The last time we met Mark Fell he was sat on a bench in the overgrown grounds of a nonconformist chapel in Sheffield. Today he’s sinking into a soft chair in the administrative office of a contemporary art gallery on the Essex coast.
Both of us had journeyed to Southend-on-Sea for the launch of Mark’s latest immersive installation piece, The Concept of Time is Intrinsically Incoherent, which is on display in the town’s Focal Point Gallery until 21 April 2019.

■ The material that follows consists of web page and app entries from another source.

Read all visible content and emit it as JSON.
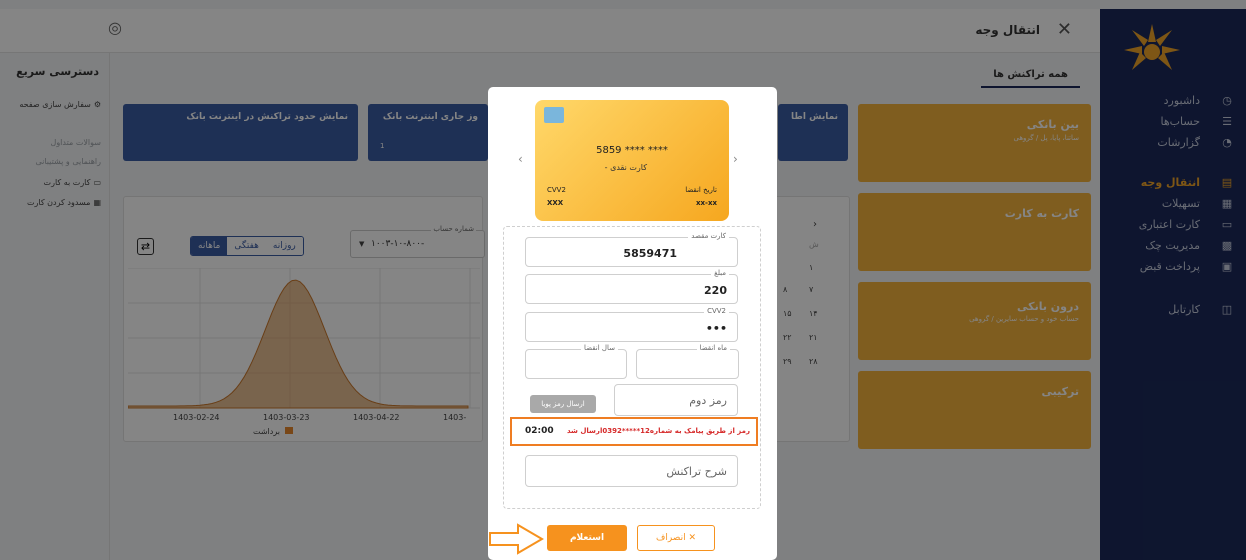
{
  "header": {
    "title": "انتقال وجه",
    "close_icon": "close-icon",
    "fingerprint_icon": "fingerprint-icon"
  },
  "sidebar": {
    "items": [
      {
        "label": "داشبورد",
        "icon": "dashboard-icon",
        "active": false
      },
      {
        "label": "حساب‌ها",
        "icon": "bank-icon",
        "active": false
      },
      {
        "label": "گزارشات",
        "icon": "report-icon",
        "active": false
      },
      {
        "label": "انتقال وجه",
        "icon": "transfer-icon",
        "active": true
      },
      {
        "label": "تسهیلات",
        "icon": "loan-icon",
        "active": false
      },
      {
        "label": "کارت اعتباری",
        "icon": "credit-card-icon",
        "active": false
      },
      {
        "label": "مدیریت چک",
        "icon": "cheque-icon",
        "active": false
      },
      {
        "label": "پرداخت قبض",
        "icon": "bill-icon",
        "active": false
      },
      {
        "label": "کارتابل",
        "icon": "briefcase-icon",
        "active": false
      }
    ]
  },
  "quick": {
    "title": "دسترسی سریع",
    "customize": "سفارش سازی صفحه",
    "faq": "سوالات متداول",
    "support": "راهنمایی و پشتیبانی",
    "card_to_card": "کارت به کارت",
    "block_card": "مسدود کردن کارت"
  },
  "tabs": {
    "all_transactions": "همه تراکنش ها"
  },
  "top_cards": [
    {
      "label": "نمایش حدود تراکنش در اینترنت بانک"
    },
    {
      "label": "وز جاری اینترنت بانک",
      "count": "1"
    },
    {
      "label": "نمایش اطا"
    }
  ],
  "transfer_types": [
    {
      "title": "بین بانکی",
      "subtitle": "ساتنا، پایا، پل / گروهی"
    },
    {
      "title": "کارت به کارت",
      "subtitle": ""
    },
    {
      "title": "درون بانکی",
      "subtitle": "حساب خود و حساب سایرین / گروهی"
    },
    {
      "title": "ترکیبی",
      "subtitle": ""
    }
  ],
  "chart_panel": {
    "periods": [
      "روزانه",
      "هفتگی",
      "ماهانه"
    ],
    "selected_period": "ماهانه",
    "account_label": "شماره حساب",
    "account_value": "۱۰۰۳-۱۰-۸۰۰-",
    "legend": "برداشت"
  },
  "chart_data": {
    "type": "area",
    "x": [
      "1403-02-24",
      "1403-03-23",
      "1403-04-22",
      "1403-"
    ],
    "series": [
      {
        "name": "برداشت",
        "values": [
          0.05,
          0.95,
          0.35,
          0.02
        ]
      }
    ],
    "legend_placement": "bottom",
    "grid": true
  },
  "calendar": {
    "header": "ش",
    "rows": [
      [
        "۱"
      ],
      [
        "۷",
        "۸"
      ],
      [
        "۱۴",
        "۱۵"
      ],
      [
        "۲۱",
        "۲۲"
      ],
      [
        "۲۸",
        "۲۹"
      ]
    ]
  },
  "modal": {
    "card": {
      "number": "5859 **** ****",
      "type": "- کارت نقدی",
      "cvv_label": "CVV2",
      "cvv_value": "XXX",
      "expiry_label": "تاریخ انقضا",
      "expiry_value": "xx-xx"
    },
    "dest_card": {
      "label": "کارت مقصد",
      "value": "5859471"
    },
    "amount": {
      "label": "مبلغ",
      "value": "220"
    },
    "cvv2": {
      "label": "CVV2",
      "value": "•••"
    },
    "exp_month": {
      "label": "ماه انقضا",
      "value": ""
    },
    "exp_year": {
      "label": "سال انقضا",
      "value": ""
    },
    "second_pin": {
      "placeholder": "رمز دوم"
    },
    "otp_button": "ارسال رمز پویا",
    "otp_message": "رمز از طریق پیامک به شماره12*****0392ارسال شد",
    "otp_timer": "02:00",
    "description": {
      "placeholder": "شرح تراکنش"
    },
    "confirm": "استعلام",
    "cancel": "انصراف"
  },
  "colors": {
    "navy": "#1b2a5a",
    "accent": "#f6921e",
    "card_blue": "#3b5ca3",
    "alert": "#d62a2a"
  }
}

Consisting of two rooms – a disorientating hall of mirrors, and an even more disorientating space in which a heavily pulsing strobe does all manner of very strange things to your perception of time and space – and an app which broadcasts a specially constructed soundtrack which only plays when the user is on a C2C train from London Fenchurch Street station to Shoeburyness, it is a fascinating examination of Mark’s long-held interest in space, time and materiality.
The Concept of Time is Intrinsically Incoherent has been put on as part of the gallery’s ongoing Radical Essex series of publications and events, which we’ve covered previously in all their stereotype-smashing glory here on It’s Nice That in the past.

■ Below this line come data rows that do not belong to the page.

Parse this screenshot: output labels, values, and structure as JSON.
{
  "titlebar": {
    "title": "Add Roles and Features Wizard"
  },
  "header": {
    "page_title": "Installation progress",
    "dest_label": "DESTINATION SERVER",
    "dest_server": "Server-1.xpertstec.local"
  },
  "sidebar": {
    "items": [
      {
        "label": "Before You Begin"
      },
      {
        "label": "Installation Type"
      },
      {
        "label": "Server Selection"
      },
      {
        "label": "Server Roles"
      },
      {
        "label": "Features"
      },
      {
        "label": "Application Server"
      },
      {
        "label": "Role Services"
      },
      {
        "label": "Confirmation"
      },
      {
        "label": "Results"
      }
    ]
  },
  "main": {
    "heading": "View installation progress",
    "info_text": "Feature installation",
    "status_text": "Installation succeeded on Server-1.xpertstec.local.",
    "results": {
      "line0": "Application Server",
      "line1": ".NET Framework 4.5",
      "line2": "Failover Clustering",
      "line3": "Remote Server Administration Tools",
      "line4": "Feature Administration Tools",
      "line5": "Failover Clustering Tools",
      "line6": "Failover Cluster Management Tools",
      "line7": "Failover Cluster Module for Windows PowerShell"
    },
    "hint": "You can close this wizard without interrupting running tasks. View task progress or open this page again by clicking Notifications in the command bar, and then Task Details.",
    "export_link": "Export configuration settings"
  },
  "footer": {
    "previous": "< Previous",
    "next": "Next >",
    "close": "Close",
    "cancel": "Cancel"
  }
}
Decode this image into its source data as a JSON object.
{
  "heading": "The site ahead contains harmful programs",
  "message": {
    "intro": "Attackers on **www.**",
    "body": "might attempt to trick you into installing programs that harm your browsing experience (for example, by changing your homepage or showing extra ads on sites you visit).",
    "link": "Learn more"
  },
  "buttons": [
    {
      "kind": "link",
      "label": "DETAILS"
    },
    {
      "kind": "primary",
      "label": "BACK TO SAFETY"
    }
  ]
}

“I like British seaside towns, and I particularly like British seaside towns out of season,” says Mark, when It’s Nice That asks if he has any particular affinity with life on the country’s coast, and what drew him to exhibiting here in Southend. “As a kid a lot of my family holidays tended to be in a VW camper van, either in Wales or on the Yorkshire coast, sitting in the van waiting for it to stop raining. There’s a desolation to it. And that’s probably quite a deep part of who I am, in a way! I don’t know why, but I like these towns when it is freezing and raining and totally empty – that feeling is something I enjoy.”
Mark Fell, for the uninitiated, is one of the most fascinating, radical and important creatives working in Britain today. Primarily known for his musical output – which spans everything from the hyper-kinetic, spasmodic UK Garage-inspired work he produced with Mat Steel as SND, to the absurdly tactile take on broken deep house he occasionally releases under the Sensate Focus pseudonym – recent years have seen Rotherham-born Fell spending as much time in the gallery as he does in the nightclub.
Neither, it seems, make him particularly happy. “I feel equally uncomfortable in both spaces,” he says, smirking slightly. “I’m basically an alienated kid from the north of England who got into philosophy and radical politics. When you go to a house club these days it’s a bunch of fashion people pretending to be celebrities. That makes me feel really uncomfortable. Then, equally, the art world is completely toxic. That isn’t me being down on art or artists, I think there are a lot of brilliant artists, but it is so infected with ideas of lifestyle and celebrity that it is a damaging world to be in.”
What does drive Fell, however, is a sense that the work he produces for spaces like these can act something that forces the viewer to engage in a genuinely critical discussion of what they want out of the experience.
“I did an interview on a radio show recently and they asked if this show was art or music, asking what I’d call it. I’m not interested in any of those questions. I’m interested in what you feel when you encounter something and why you feel it when you do. Why do you like things? Why do you dislike things? That’s interesting – not ‘what is it?’”